Good morning, campers! Today is International Chess Day and there are celebrations going on all around the world to honor our game! Not sure how to celebrate the day? Here are a few suggestions to get you going:
We’re just a few weeks away from the start of the 2021 U.S. Open and US Chess has announced that legendary World Champion GM Anatoly Karpov will be in attendance on August 4th for a lecture, Q & A session, and book signing. Here is the official release info from the US Chess Federation:
Mr. Karpov will deliver a lecture, to be followed by a question-and-answer period. Then, Mr. Karpov will appear at a book signing in the US Open bookstore. He’ll be joined there by a former World Junior Champion, GM Maxim Dlugy! This special event is happening thanks to the combined generosity of the New Jersey State Chess Federation, Chess Max Academy, and US Chess Sales. US Chess thanks all of these partners for helping to provide our attendees with this great visit!
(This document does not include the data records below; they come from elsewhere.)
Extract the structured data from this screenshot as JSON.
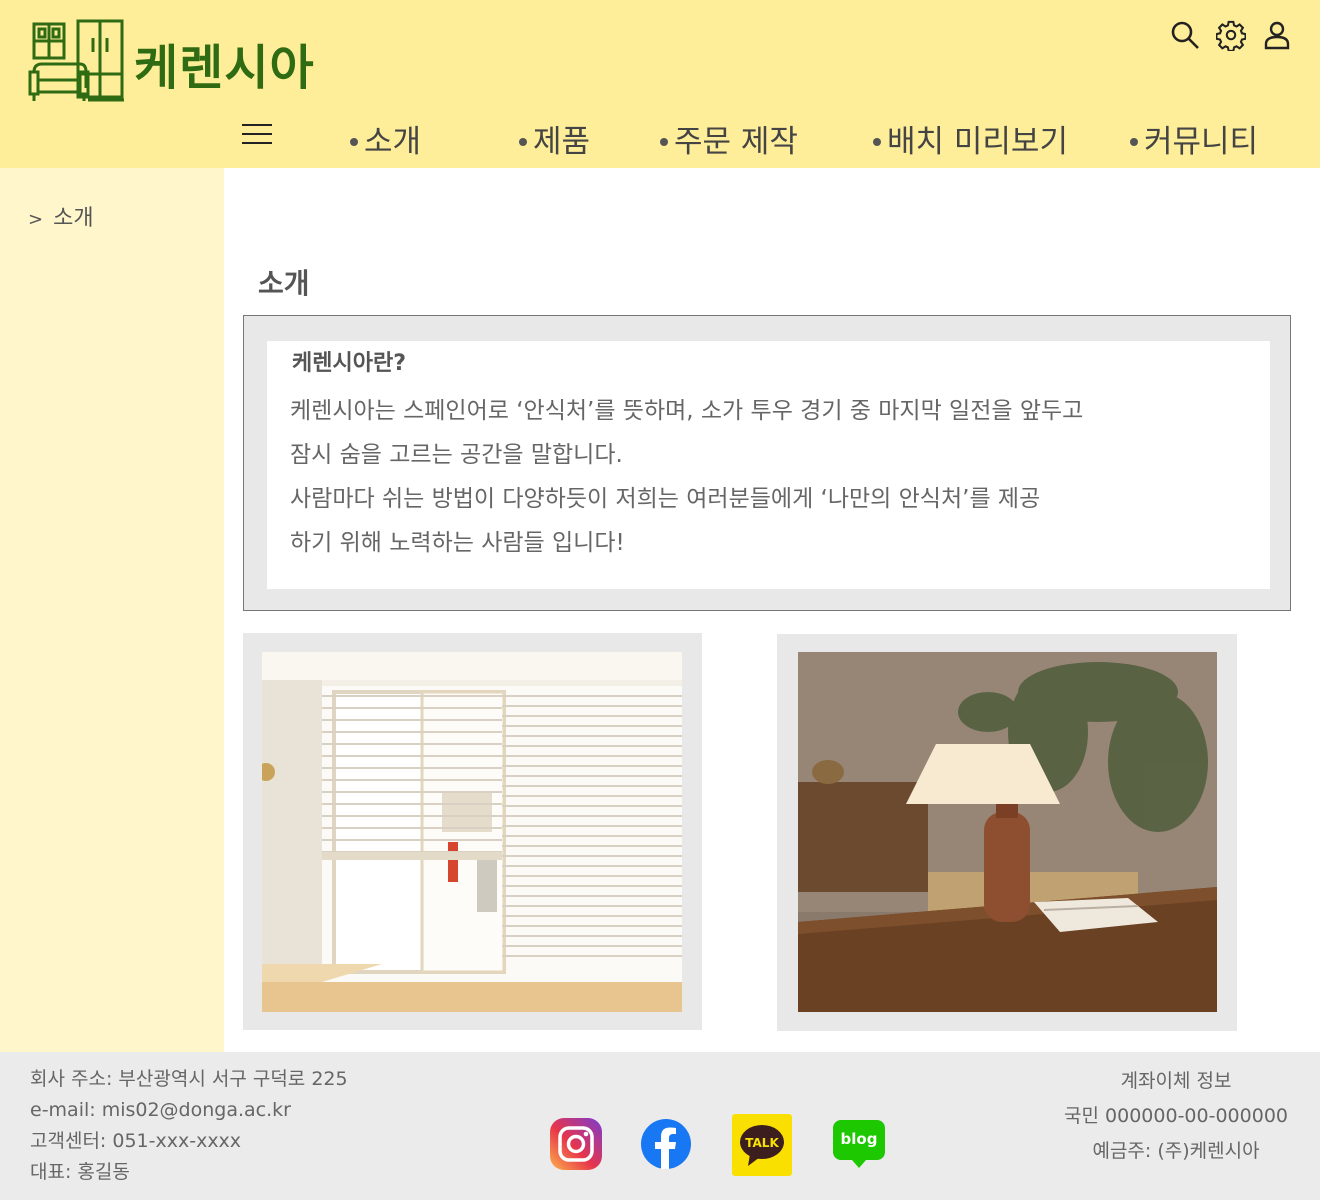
{
  "header": {
    "brand": "케렌시아",
    "nav": [
      {
        "label": "소개"
      },
      {
        "label": "제품"
      },
      {
        "label": "주문 제작"
      },
      {
        "label": "배치 미리보기"
      },
      {
        "label": "커뮤니티"
      }
    ],
    "icons": [
      "search-icon",
      "gear-icon",
      "user-icon",
      "menu-icon"
    ]
  },
  "sidebar": {
    "breadcrumb_marker": ">",
    "breadcrumb_label": "소개"
  },
  "main": {
    "title": "소개",
    "about": {
      "heading": "케렌시아란?",
      "lines": [
        "케렌시아는 스페인어로 ‘안식처’를 뜻하며, 소가 투우 경기 중 마지막 일전을 앞두고",
        "잠시 숨을 고르는 공간을 말합니다.",
        "사람마다 쉬는 방법이 다양하듯이 저희는 여러분들에게 ‘나만의 안식처’를 제공",
        "하기 위해  노력하는 사람들 입니다!"
      ]
    },
    "photos": [
      "window-blinds-photo",
      "table-lamp-photo"
    ]
  },
  "footer": {
    "address": "회사 주소: 부산광역시 서구 구덕로 225",
    "email": "e-mail: mis02@donga.ac.kr",
    "support": "고객센터: 051-xxx-xxxx",
    "ceo": "대표: 홍길동",
    "bank_title": "계좌이체 정보",
    "bank_account": "국민 000000-00-000000",
    "bank_holder": "예금주: (주)케렌시아",
    "social": {
      "talk_label": "TALK",
      "blog_label": "blog"
    }
  },
  "colors": {
    "header_bg": "#ffee99",
    "sidebar_bg": "#fff6cc",
    "brand_green": "#2f6b12",
    "footer_bg": "#ebebeb"
  }
}
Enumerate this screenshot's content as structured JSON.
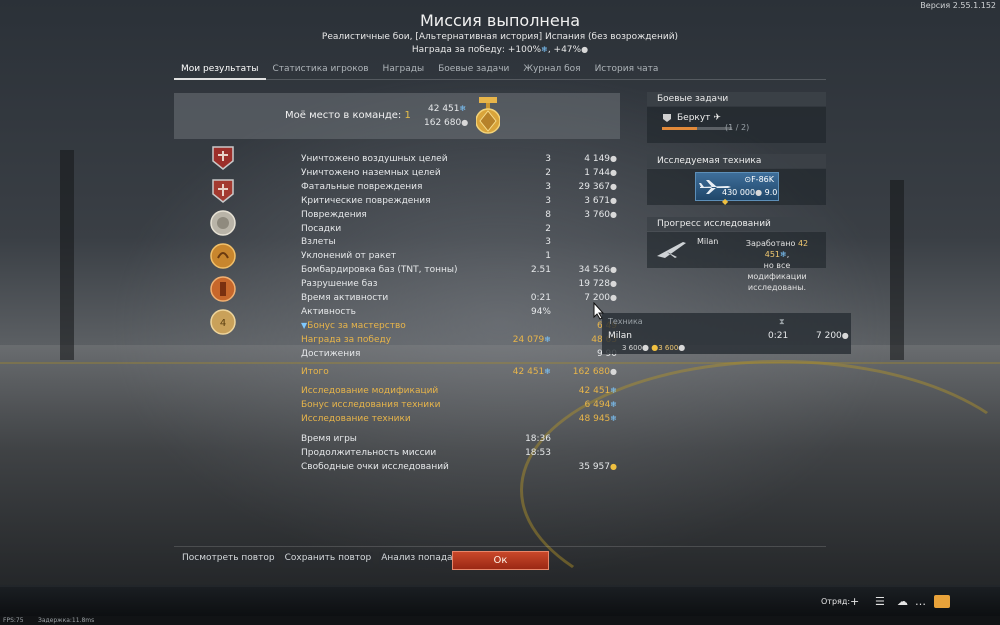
{
  "version": "Версия 2.55.1.152",
  "header": {
    "title": "Миссия выполнена",
    "subtitle": "Реалистичные бои, [Альтернативная история] Испания (без возрождений)",
    "reward_prefix": "Награда за победу: +100%",
    "reward_suffix": ", +47%"
  },
  "tabs": [
    {
      "label": "Мои результаты",
      "active": true
    },
    {
      "label": "Статистика игроков"
    },
    {
      "label": "Награды"
    },
    {
      "label": "Боевые задачи"
    },
    {
      "label": "Журнал боя"
    },
    {
      "label": "История чата"
    }
  ],
  "summary": {
    "place_label": "Моё место в команде: ",
    "place_value": "1",
    "rp": "42 451",
    "sl": "162 680"
  },
  "stats": [
    {
      "label": "Уничтожено воздушных целей",
      "count": "3",
      "reward": "4 149",
      "icon": "sl"
    },
    {
      "label": "Уничтожено наземных целей",
      "count": "2",
      "reward": "1 744",
      "icon": "sl"
    },
    {
      "label": "Фатальные повреждения",
      "count": "3",
      "reward": "29 367",
      "icon": "sl"
    },
    {
      "label": "Критические повреждения",
      "count": "3",
      "reward": "3 671",
      "icon": "sl"
    },
    {
      "label": "Повреждения",
      "count": "8",
      "reward": "3 760",
      "icon": "sl"
    },
    {
      "label": "Посадки",
      "count": "2",
      "reward": "",
      "icon": ""
    },
    {
      "label": "Взлеты",
      "count": "3",
      "reward": "",
      "icon": ""
    },
    {
      "label": "Уклонений от ракет",
      "count": "1",
      "reward": "",
      "icon": ""
    },
    {
      "label": "Бомбардировка баз (TNT, тонны)",
      "count": "2.51",
      "reward": "34 526",
      "icon": "sl"
    },
    {
      "label": "Разрушение баз",
      "count": "",
      "reward": "19 728",
      "icon": "sl"
    },
    {
      "label": "Время активности",
      "count": "0:21",
      "reward": "7 200",
      "icon": "sl"
    },
    {
      "label": "Активность",
      "count": "94%",
      "reward": "",
      "icon": ""
    },
    {
      "label": "Бонус за мастерство",
      "count": "",
      "reward": "6 49",
      "icon": "",
      "style": "gold",
      "prefix_icon": "mastery-icon"
    },
    {
      "label": "Награда за победу",
      "count": "24 079",
      "count_icon": "rp",
      "reward": "48 63",
      "icon": "",
      "style": "gold"
    },
    {
      "label": "Достижения",
      "count": "",
      "reward": "9 90",
      "icon": ""
    },
    {
      "label": "Итого",
      "count": "42 451",
      "count_icon": "rp",
      "reward": "162 680",
      "icon": "sl",
      "style": "gold",
      "gap": 4
    },
    {
      "label": "Исследование модификаций",
      "count": "",
      "reward": "42 451",
      "icon": "rp",
      "style": "gold",
      "gap": 6
    },
    {
      "label": "Бонус исследования техники",
      "count": "",
      "reward": "6 494",
      "icon": "rp",
      "style": "gold"
    },
    {
      "label": "Исследование техники",
      "count": "",
      "reward": "48 945",
      "icon": "rp",
      "style": "gold"
    },
    {
      "label": "Время игры",
      "count": "18:36",
      "reward": "",
      "icon": "",
      "gap": 6
    },
    {
      "label": "Продолжительность миссии",
      "count": "18:53",
      "reward": "",
      "icon": ""
    },
    {
      "label": "Свободные очки исследований",
      "count": "",
      "reward": "35 957",
      "icon": "gold"
    }
  ],
  "buttons": {
    "replay": "Посмотреть повтор",
    "save_replay": "Сохранить повтор",
    "hit_analysis": "Анализ попаданий",
    "ok": "Ок"
  },
  "side": {
    "tasks_header": "Боевые задачи",
    "task_name": "Беркут",
    "task_count": "(1 / 2)",
    "task_progress": 0.5,
    "researched_header": "Исследуемая техника",
    "researched_vehicle": "F-86K",
    "researched_cost": "430 000",
    "researched_br": "9.0",
    "progress_header": "Прогресс исследований",
    "progress_vehicle": "Milan",
    "progress_text_1": "Заработано",
    "progress_rp": "42 451",
    "progress_text_2": "но все модификации исследованы."
  },
  "popup": {
    "header": "Техника",
    "vehicle": "Milan",
    "time": "0:21",
    "reward": "7 200",
    "sub_sl": "3 600",
    "sub_gold": "3 600"
  },
  "bottom_bar": {
    "squad_label": "Отряд:"
  },
  "footer": {
    "fps": "FPS:75",
    "latency": "Задержка:11.8ms"
  },
  "colors": {
    "accent_gold": "#e8b54a",
    "rp_blue": "#7ec8ff",
    "ok_button": "#b8381f"
  }
}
According to US Chess, the Crowne Plaza, which is hosting the event, is almost out of rooms but the federation has secured local hotels at the same discount rate. For details, visit the official website for the 2021 US Open.